What Happens during Laser Eye Surgery?

author_thumb November 30, 2012
facebook twiiter linked_in gplus f_instagram

Laser Eye procedures are usually quite quick; the Optilase Ophthalmic surgeons have performed the procedure safely and successfully on thousands of patients. Local anaesthetic drops will be placed into the eye being treated.
A femtosecond laser, precision controlled by computer, is used to cut a tiny flap in the cornea; a hinge is left on one end of the flap so it can easily be put back in place.
Once the flap is made, it’s folded back to reveal the middle part of the cornea, then the pulses from the laser will vaporise the microscopic portions of the cornea to reshape it. The flap is then replaced.

Can I Have Both Eyes Treated at Once?

Depending on the procedure, you may be advised to have each ye treated on a different days, particularly if clear vision takes a few days to return after treatment.
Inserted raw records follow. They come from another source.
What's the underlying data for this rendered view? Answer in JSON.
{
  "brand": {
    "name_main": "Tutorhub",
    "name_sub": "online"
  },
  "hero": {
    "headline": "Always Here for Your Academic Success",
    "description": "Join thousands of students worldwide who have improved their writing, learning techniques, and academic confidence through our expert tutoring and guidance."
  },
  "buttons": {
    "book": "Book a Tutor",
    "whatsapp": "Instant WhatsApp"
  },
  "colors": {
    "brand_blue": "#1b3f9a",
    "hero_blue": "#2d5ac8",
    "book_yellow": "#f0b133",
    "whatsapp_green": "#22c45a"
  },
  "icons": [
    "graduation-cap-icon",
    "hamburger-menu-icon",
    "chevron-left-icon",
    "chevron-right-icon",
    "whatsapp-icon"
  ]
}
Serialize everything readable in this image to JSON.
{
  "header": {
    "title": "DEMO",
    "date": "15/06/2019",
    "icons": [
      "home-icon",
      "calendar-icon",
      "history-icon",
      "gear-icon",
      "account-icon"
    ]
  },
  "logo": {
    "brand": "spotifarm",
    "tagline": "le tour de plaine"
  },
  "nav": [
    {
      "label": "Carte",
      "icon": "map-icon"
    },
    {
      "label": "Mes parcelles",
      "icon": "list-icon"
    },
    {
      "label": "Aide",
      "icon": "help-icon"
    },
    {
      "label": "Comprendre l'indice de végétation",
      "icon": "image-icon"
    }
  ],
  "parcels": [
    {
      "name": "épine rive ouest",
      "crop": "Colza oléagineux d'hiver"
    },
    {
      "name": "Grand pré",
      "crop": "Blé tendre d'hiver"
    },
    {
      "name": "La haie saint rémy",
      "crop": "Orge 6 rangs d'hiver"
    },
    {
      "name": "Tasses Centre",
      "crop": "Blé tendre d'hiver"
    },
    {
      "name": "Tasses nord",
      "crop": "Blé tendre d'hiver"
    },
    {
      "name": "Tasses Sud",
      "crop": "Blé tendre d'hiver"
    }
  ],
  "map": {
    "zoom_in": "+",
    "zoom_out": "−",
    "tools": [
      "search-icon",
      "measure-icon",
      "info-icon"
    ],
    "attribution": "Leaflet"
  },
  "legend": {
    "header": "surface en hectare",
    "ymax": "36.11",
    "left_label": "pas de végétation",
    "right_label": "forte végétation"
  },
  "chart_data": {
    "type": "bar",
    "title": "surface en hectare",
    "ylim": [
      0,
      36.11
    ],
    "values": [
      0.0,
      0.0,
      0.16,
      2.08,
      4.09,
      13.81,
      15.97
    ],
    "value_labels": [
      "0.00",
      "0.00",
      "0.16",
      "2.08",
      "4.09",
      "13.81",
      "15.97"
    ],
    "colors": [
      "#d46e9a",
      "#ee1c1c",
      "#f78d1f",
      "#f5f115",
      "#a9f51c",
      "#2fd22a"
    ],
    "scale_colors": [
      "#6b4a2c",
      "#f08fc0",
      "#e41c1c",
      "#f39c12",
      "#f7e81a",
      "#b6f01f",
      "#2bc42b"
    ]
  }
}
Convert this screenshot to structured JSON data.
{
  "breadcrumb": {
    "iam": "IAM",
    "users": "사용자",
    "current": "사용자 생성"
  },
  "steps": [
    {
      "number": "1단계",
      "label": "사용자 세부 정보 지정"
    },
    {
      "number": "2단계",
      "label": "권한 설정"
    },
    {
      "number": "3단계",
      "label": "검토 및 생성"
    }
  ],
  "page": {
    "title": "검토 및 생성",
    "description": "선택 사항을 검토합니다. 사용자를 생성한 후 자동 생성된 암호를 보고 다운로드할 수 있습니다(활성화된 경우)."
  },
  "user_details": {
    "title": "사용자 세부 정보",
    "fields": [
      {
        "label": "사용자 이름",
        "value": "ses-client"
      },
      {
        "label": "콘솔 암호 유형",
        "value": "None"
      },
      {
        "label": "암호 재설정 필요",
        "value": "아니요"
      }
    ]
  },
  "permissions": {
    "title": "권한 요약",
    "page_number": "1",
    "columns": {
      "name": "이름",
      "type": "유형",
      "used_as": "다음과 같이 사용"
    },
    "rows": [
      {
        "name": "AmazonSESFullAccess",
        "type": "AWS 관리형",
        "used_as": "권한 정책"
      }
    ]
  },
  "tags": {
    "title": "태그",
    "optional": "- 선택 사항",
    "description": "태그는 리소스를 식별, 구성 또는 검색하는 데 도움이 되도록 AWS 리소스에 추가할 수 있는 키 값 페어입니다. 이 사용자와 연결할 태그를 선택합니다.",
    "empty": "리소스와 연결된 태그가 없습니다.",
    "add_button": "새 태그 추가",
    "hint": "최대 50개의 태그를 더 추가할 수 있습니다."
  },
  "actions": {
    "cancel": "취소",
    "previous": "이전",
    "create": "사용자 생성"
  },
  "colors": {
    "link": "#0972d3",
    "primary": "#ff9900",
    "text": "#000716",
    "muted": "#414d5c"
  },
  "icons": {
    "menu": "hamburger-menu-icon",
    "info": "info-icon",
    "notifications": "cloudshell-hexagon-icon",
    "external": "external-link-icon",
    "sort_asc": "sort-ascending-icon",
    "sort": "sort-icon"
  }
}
You can have the option to treat both; your consultant will outline the risks and details for you. You’ll wear an eye patch over the treated eye for a couple of days, and will be given drops to keep the eye moist.

Why is the Cornea Reshaped?

Doctors use a laser to permanently change the shape of the cornea, the clear covering over the coloured iris, and the lens, which is just behind the pupil of the eye. People need to wear glasses for different reasons.
Some people are short-sighted or myopic. This is due to the cornea being too steeply curved, or the eye is a bit longer than normal. Light rays fall in short of the retina – the area at the back of the eye that interprets the image – and this results in blurred distance vision.
Other people are long-sighted or hyperopic because their cornea is too flat or the eye is too short. This means that the light rays focus too far beyond the retina. Others have a condition where the cornea is oval shaped rather than spherical, called astigmatism. This produces two different focal points which can blur images at all distances.

Will I notice the Difference?

Laser surgery can reshape the cornea can help to correct these problems, with absolute microscopic precision. The difference between your ‘before’ vision and your ‘after’ vision is usually quite profound, and the most common thing that patients ask afterwards is “Why did I wait this long to have Laser Eye surgery”!
Call Optilase today and book a free consultation in the clinic most convenient for you. Ring 1 890 301 302.

  • post_thumb

    What is Astigmatism? How Can Laser Eye Surgery Help You?

      What is Astigmatism? Astigmatism is a common eyesight problem across Ireland. Some people...
    Read more
  • post_thumb

    10 facts that will help you overcome your laser eye surgery anxiety

      First off, let’s clarify one thing: undergoing laser eye surgery is a very...
    Read more
  • post_thumb

    Hyperopia, Myopia, and Presbyopia: What exactly are they?

      As is the case with pretty much any medical treatments, you will encounter...
    Read more
  • post_thumb

    Optilase Q&A with Leanne Woodfull

    As an in-demand top blogger, you’re pretty busy 24/7. What gave you the push...
    Read more
  • post_thumb

    15 fascinating facts about eyes!

    While most of us appreciate and are somewhat in awe of just how incredible...
    Read more
  • post_thumb

    What exactly is astigmatism?

    The word astigmatism must be one of the most commonly misspelt words in the...
    Read more